I recently did some testing of this in SQL 2012 (where there is a faster solution). However there is an option that's available in SQL 2005 that is faster than the JOIN on ROW_NUMBER() if you have a INDEX that includes the date.

--===== One way to post readily consumable test data
SELECT KeyDate = ISNULL(CAST(d.KeyDate AS DATETIME), 0)
,d.ValueField
INTO #TestTable
FROM (
SELECT '2012-01-01','A' UNION ALL
SELECT '2012-08-14','B' UNION ALL
SELECT '2013-04-12','C' UNION ALL
SELECT '2013-12-05','D'
) d (KeyDate,ValueField)
;
GO
ALTER TABLE #TestTable ADD PRIMARY KEY(KeyDate);
GO

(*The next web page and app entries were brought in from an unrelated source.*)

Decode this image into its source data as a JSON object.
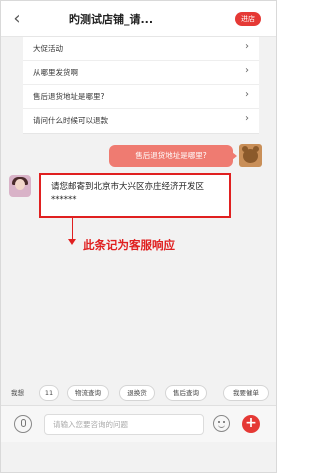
{
  "header": {
    "title": "旳测试店铺_请...",
    "enter_shop_label": "进店"
  },
  "faq": {
    "items": [
      {
        "label": "大促活动"
      },
      {
        "label": "从哪里发货啊"
      },
      {
        "label": "售后退货地址是哪里?"
      },
      {
        "label": "请问什么时候可以退款"
      }
    ]
  },
  "chat": {
    "user_message": "售后退货地址是哪里?",
    "service_message": "请您邮寄到北京市大兴区亦庄经济开发区******",
    "annotation": "此条记为客服响应"
  },
  "quick_replies": [
    {
      "label": "我想"
    },
    {
      "label": "11"
    },
    {
      "label": "物流查询"
    },
    {
      "label": "退换货"
    },
    {
      "label": "售后查询"
    },
    {
      "label": "我要催单"
    }
  ],
  "input": {
    "placeholder": "请输入您要咨询的问题"
  },
  "colors": {
    "accent": "#e53935",
    "user_bubble": "#ef7b71",
    "annotation": "#e02020"
  }
}
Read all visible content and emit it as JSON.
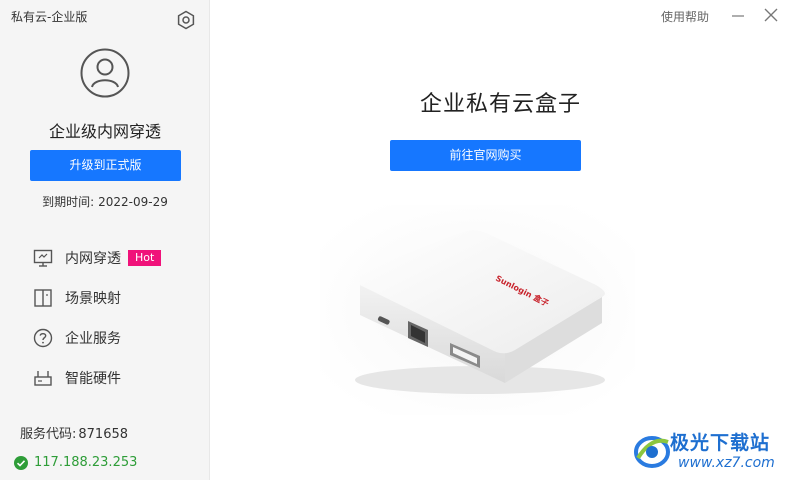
{
  "window": {
    "title": "私有云-企业版",
    "help_label": "使用帮助"
  },
  "sidebar": {
    "plan_name": "企业级内网穿透",
    "upgrade_label": "升级到正式版",
    "expiry_label": "到期时间:",
    "expiry_value": "2022-09-29",
    "nav_items": [
      {
        "label": "内网穿透",
        "icon": "monitor-icon",
        "badge": "Hot"
      },
      {
        "label": "场景映射",
        "icon": "split-panel-icon"
      },
      {
        "label": "企业服务",
        "icon": "help-circle-icon"
      },
      {
        "label": "智能硬件",
        "icon": "router-icon"
      }
    ],
    "service_code_label": "服务代码:",
    "service_code_value": "871658",
    "ip_address": "117.188.23.253"
  },
  "main": {
    "product_title": "企业私有云盒子",
    "buy_label": "前往官网购买",
    "device_brand": "Sunlogin 盒子"
  },
  "watermark": {
    "text": "极光下载站",
    "url": "www.xz7.com"
  },
  "colors": {
    "accent": "#1677ff",
    "hot_badge": "#f0127a",
    "online": "#2e9d38",
    "sidebar_bg": "#f5f5f5"
  }
}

SELECT FromDate=KeyDate, ToDate=ISNULL(EffectiveEndDT, GETDATE())
,ValueField
FROM #TestTable a
OUTER APPLY
(
SELECT TOP 1 KeyDate
FROM #TestTable b
WHERE b.KeyDate > a.KeyDate
ORDER BY a.KeyDate
) b (EffectiveEndDT)
ORDER BY KeyDate;

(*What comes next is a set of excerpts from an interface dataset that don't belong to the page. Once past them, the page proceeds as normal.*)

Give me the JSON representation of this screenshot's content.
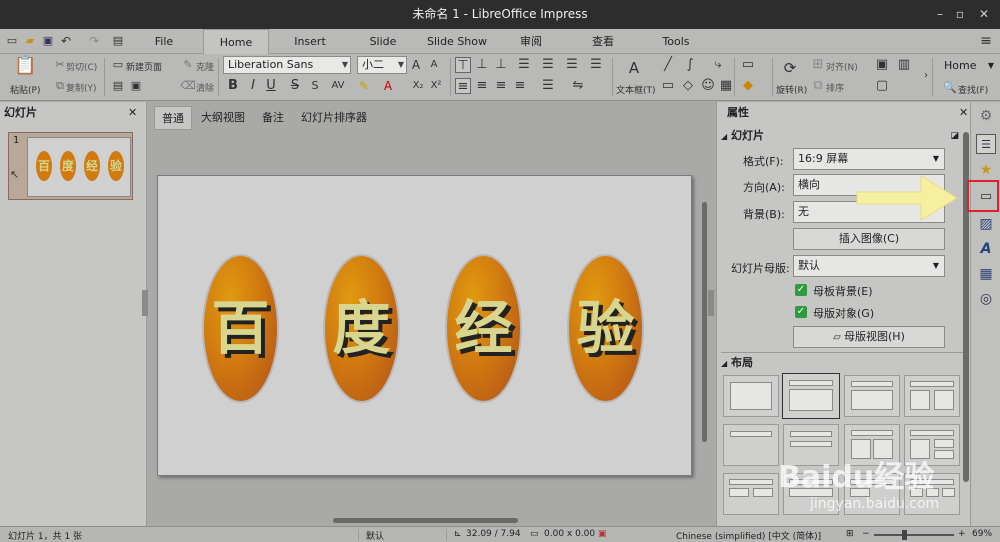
{
  "window": {
    "title": "未命名 1 - LibreOffice Impress",
    "minimize": "–",
    "restore": "▫",
    "close": "✕"
  },
  "tabs": [
    {
      "label": "File"
    },
    {
      "label": "Home"
    },
    {
      "label": "Insert"
    },
    {
      "label": "Slide"
    },
    {
      "label": "Slide Show"
    },
    {
      "label": "审阅"
    },
    {
      "label": "查看"
    },
    {
      "label": "Tools"
    }
  ],
  "menu_icon": "hamburger-icon",
  "toolbar": {
    "paste": "粘贴(P)",
    "cut": "剪切(C)",
    "copy": "复制(Y)",
    "new_slide": "新建页面",
    "clone": "克隆",
    "clear": "清除",
    "font_name": "Liberation Sans",
    "font_size": "小二",
    "textbox": "文本框(T)",
    "rotate": "旋转(R)",
    "align": "对齐(N)",
    "arrange": "排序",
    "style_box": "Home",
    "find": "查找(F)",
    "bold": "B",
    "italic": "I",
    "underline": "U",
    "strike": "S",
    "subscript": "X₂",
    "superscript": "X²"
  },
  "left_panel": {
    "title": "幻灯片",
    "slide_number": "1",
    "thumb_chars": [
      "百",
      "度",
      "经",
      "验"
    ]
  },
  "view_tabs": [
    "普通",
    "大纲视图",
    "备注",
    "幻灯片排序器"
  ],
  "slide": {
    "chars": [
      "百",
      "度",
      "经",
      "验"
    ]
  },
  "props": {
    "title": "属性",
    "section_slide": "幻灯片",
    "format_label": "格式(F):",
    "format_value": "16:9 屏幕",
    "orientation_label": "方向(A):",
    "orientation_value": "横向",
    "background_label": "背景(B):",
    "background_value": "无",
    "insert_image": "插入图像(C)",
    "master_label": "幻灯片母版:",
    "master_value": "默认",
    "master_bg": "母板背景(E)",
    "master_obj": "母版对象(G)",
    "master_view": "母版视图(H)",
    "section_layout": "布局"
  },
  "sidebar_icons": [
    "settings-icon",
    "properties-icon",
    "styles-icon",
    "slide-icon",
    "gallery-icon",
    "fontwork-icon",
    "image-icon",
    "navigator-icon"
  ],
  "status": {
    "slide_info": "幻灯片 1，共 1 张",
    "master": "默认",
    "position": "32.09 / 7.94",
    "size": "0.00 x 0.00",
    "language": "Chinese (simplified) [中文 (简体)]",
    "zoom": "69%"
  },
  "watermark": {
    "brand": "Baidu经验",
    "url": "jingyan.baidu.com"
  },
  "colors": {
    "highlight_box": "#e0202a",
    "arrow": "#f6efa0",
    "oval": "#d07a10",
    "text_gold": "#d8d58f"
  }
}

GO
DROP TABLE #TestTable;


I've got an article coming out on SSC (accepted but not yet scheduled) that compares four methods (Jeff's self-join, correlated sub-query, LEAD and OA) and this OUTER APPLY (OA) with either the date in the clustered index or in a non-clustered index seemed to be slightly faster than the other SQL 2005 alternatives. It was nearly as fast as LEAD (the overall winner) in the non-clustered index scenario.

I make no guarantees though that it is faster in SQL 2005 as I can't test it there.



My mantra: No loops! No CURSORs! No RBAR! Hoo-uh!

My thought question: Have you ever been told that your query runs too fast?

My advice:
INDEXing a poor-performing query is like putting sugar on cat food. Yeah, it probably tastes better but are you sure you want to eat it?
The path of least resistance can be a slippery slope. Take care that fixing your fixes of fixes doesn't snowball and end up costing you more than fixing the root cause would have in the first place.


Need to UNPIVOT? Why not CROSS APPLY VALUES instead?
Since random numbers are too important to be left to chance, let's generate some!
Learn to understand recursive CTEs by example.
Splitting strings based on patterns can be fast!
Post #1548060
« Prev Topic | Next Topic »

Add to briefcase

Permissions Expand / Collapse